None of this was about to happen. Jacklin reached the green with his second shot, and even though he gave his 30-foot birdie putt a rather harsh rap—one that for an instant suggested a three-putt possibility—it was headed straight for the cup, which it struck. The ball hopped about a foot in the air and came right back down to rattle around like all good birdie putts should.
And that was the last moment of any kind of drama.
"I knew then," Tony said, "that it was mine if I just took it easy. I actually enjoyed playing the back nine. I thought momentarily about Palmer losing his seven-stroke lead to Casper at Olympic and that such a thing could happen to me, but I put that out of my mind. I tried not to think that I was winning the Open or imagine myself at the presentation ceremonies."
Jacklin said he had been with Bert Yancey on Saturday night, and Yancey, who knew what it was like to lead the Open and then lose it—he had done so at Oak Hill in 1968—had told him to just swing easy, swing slow and play the course. And another of his good American pals, Tom Weiskopf, gave him the same thought a bit more symbolically. Tom put a one-word sign in Tony's locker. "Tempo," it said.
But the final word on anything that happened at Hazeltine last week came from Leonard Crawley.
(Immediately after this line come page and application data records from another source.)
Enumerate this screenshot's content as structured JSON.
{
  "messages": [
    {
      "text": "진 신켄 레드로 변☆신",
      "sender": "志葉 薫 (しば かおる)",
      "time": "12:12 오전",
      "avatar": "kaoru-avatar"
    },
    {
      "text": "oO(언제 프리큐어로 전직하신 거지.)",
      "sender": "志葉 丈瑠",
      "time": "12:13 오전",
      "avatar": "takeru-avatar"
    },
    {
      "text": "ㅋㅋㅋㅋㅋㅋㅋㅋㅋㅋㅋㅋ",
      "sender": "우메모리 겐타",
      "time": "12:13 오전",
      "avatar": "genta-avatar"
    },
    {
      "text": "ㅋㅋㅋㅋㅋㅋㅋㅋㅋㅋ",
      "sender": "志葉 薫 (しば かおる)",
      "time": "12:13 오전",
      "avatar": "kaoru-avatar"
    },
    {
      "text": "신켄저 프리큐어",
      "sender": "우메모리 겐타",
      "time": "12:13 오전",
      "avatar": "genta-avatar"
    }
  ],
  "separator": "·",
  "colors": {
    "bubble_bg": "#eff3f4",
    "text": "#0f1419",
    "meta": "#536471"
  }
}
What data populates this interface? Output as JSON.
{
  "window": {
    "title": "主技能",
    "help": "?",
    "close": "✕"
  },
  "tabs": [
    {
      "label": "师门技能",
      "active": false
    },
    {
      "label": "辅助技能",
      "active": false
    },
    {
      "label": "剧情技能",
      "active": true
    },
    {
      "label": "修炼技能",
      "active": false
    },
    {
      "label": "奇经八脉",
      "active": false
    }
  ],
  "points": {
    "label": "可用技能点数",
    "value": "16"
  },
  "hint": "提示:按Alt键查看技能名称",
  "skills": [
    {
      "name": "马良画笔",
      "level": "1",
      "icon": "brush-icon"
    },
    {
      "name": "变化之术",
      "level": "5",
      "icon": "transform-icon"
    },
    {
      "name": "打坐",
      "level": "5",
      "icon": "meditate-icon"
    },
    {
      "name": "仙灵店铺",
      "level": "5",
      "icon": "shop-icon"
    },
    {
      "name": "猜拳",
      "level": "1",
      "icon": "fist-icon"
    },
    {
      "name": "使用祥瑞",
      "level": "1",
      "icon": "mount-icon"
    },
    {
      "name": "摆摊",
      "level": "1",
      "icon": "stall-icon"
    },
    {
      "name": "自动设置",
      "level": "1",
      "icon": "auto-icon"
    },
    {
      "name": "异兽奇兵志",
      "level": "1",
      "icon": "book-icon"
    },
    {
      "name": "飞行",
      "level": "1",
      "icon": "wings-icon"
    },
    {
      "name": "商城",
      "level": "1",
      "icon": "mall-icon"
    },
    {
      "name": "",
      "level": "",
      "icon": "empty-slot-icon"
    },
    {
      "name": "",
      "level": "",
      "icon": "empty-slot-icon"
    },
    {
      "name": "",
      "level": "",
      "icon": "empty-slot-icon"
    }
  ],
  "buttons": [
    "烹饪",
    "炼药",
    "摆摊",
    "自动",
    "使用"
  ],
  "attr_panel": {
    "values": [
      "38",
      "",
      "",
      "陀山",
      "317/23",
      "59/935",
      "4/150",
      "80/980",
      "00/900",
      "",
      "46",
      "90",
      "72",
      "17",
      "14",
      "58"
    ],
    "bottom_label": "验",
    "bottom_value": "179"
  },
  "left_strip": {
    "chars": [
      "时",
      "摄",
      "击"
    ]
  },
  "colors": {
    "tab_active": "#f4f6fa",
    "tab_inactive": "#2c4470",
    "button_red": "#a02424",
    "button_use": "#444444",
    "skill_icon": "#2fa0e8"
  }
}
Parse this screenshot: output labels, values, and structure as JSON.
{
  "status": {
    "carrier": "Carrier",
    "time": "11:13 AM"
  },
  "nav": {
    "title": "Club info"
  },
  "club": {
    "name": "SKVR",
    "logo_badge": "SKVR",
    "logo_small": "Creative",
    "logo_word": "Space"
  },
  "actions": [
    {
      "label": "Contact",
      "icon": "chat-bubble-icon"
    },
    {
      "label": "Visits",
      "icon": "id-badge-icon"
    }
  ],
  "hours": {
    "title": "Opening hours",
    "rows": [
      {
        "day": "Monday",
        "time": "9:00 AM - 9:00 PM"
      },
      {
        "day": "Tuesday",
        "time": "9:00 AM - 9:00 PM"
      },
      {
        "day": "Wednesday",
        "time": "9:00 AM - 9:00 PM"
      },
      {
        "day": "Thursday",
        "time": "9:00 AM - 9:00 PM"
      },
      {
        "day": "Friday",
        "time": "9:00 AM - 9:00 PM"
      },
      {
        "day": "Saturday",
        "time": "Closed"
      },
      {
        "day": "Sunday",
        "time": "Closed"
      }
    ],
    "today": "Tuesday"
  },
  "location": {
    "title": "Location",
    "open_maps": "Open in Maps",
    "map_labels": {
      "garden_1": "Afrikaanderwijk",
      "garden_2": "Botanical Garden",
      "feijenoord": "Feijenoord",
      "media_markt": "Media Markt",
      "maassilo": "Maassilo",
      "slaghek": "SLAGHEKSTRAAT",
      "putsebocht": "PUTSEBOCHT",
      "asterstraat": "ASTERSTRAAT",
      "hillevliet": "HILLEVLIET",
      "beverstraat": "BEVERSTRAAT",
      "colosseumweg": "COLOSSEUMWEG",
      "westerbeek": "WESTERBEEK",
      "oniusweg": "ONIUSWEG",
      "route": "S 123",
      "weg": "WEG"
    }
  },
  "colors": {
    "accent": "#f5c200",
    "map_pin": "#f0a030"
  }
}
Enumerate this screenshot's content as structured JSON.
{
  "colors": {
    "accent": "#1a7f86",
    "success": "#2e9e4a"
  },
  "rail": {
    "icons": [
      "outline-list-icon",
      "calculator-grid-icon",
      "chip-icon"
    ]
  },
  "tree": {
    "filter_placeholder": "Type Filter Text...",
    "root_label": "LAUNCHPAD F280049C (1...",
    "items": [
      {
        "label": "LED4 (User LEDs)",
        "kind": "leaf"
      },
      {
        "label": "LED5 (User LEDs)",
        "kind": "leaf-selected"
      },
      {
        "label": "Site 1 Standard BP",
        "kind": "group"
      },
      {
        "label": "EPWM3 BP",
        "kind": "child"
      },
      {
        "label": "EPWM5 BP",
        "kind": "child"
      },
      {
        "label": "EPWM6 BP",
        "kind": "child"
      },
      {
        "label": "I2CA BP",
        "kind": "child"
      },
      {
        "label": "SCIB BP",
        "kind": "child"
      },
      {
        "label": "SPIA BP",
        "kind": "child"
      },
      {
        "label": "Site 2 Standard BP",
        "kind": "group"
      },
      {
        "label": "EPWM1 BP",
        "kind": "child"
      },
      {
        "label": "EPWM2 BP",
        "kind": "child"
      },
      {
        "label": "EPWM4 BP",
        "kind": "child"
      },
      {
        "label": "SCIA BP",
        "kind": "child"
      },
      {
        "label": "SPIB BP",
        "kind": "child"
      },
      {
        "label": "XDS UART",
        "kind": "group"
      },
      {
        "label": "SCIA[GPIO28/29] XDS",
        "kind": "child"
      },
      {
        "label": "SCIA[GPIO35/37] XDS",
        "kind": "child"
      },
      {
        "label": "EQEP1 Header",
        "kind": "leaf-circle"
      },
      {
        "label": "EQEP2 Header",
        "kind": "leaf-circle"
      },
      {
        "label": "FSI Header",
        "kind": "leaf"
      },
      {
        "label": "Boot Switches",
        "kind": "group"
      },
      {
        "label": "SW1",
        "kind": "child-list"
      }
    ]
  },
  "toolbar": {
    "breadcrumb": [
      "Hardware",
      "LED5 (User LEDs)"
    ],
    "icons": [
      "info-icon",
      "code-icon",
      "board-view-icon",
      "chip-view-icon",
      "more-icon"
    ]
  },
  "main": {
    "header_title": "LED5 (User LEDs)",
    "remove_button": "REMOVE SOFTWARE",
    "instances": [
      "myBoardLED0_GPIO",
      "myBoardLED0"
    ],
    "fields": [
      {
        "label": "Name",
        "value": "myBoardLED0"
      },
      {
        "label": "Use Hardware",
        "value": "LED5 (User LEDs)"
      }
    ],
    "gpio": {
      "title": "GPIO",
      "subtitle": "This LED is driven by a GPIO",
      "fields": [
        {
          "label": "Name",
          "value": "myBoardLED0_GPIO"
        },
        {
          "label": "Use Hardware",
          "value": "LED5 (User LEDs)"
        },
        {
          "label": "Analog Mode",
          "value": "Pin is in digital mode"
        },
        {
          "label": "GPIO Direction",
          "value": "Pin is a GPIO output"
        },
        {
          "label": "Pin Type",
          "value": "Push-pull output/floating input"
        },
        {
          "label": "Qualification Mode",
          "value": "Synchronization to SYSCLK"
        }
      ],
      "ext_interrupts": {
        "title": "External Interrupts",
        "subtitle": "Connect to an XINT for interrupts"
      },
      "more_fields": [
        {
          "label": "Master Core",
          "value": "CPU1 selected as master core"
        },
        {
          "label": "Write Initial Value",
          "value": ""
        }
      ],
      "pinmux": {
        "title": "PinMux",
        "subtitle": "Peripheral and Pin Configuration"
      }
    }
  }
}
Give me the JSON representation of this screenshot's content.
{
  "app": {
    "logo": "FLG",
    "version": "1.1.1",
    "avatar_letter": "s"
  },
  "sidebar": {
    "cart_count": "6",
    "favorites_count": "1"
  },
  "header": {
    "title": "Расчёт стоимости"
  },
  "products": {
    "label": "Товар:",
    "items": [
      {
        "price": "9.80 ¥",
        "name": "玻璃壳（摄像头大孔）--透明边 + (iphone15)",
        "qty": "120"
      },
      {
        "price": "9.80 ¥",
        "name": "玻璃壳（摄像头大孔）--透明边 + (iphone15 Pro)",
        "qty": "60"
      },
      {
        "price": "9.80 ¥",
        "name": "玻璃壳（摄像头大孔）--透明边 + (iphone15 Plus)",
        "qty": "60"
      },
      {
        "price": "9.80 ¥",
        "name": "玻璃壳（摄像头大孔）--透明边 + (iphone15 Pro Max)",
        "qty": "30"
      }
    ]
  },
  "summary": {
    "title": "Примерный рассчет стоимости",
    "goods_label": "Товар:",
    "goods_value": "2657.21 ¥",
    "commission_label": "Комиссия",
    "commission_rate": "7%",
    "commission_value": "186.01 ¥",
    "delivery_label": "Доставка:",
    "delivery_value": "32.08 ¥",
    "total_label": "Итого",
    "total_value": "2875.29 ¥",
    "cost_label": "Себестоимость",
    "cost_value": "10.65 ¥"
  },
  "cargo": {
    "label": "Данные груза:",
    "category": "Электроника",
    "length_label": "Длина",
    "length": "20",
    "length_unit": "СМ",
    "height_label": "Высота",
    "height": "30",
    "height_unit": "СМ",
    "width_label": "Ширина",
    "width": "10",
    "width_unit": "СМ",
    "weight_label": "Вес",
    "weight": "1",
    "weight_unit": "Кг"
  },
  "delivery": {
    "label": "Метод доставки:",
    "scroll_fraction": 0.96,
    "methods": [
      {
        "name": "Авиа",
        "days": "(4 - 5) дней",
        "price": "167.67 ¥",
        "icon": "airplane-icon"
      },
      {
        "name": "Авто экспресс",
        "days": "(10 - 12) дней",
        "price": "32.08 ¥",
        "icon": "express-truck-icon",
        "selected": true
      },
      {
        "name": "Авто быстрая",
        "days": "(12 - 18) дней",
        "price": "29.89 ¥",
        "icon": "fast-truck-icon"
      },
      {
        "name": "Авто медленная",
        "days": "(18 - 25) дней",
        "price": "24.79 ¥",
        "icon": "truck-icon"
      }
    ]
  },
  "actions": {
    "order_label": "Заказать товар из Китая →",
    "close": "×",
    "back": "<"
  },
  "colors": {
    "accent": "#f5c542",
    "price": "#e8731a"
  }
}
Because of a newspaper strike that was settled too late, only Crawley among the daily British golf writers had crossed the Atlantic to see Jacklin become the first Englishman since Harry Vardon to win our Open.
Crawley tweeked his heavy mustache late Sunday evening, lifted his quill, smiled and said, "I have, you know, the whole of England at my feet."
So does Tony Jacklin.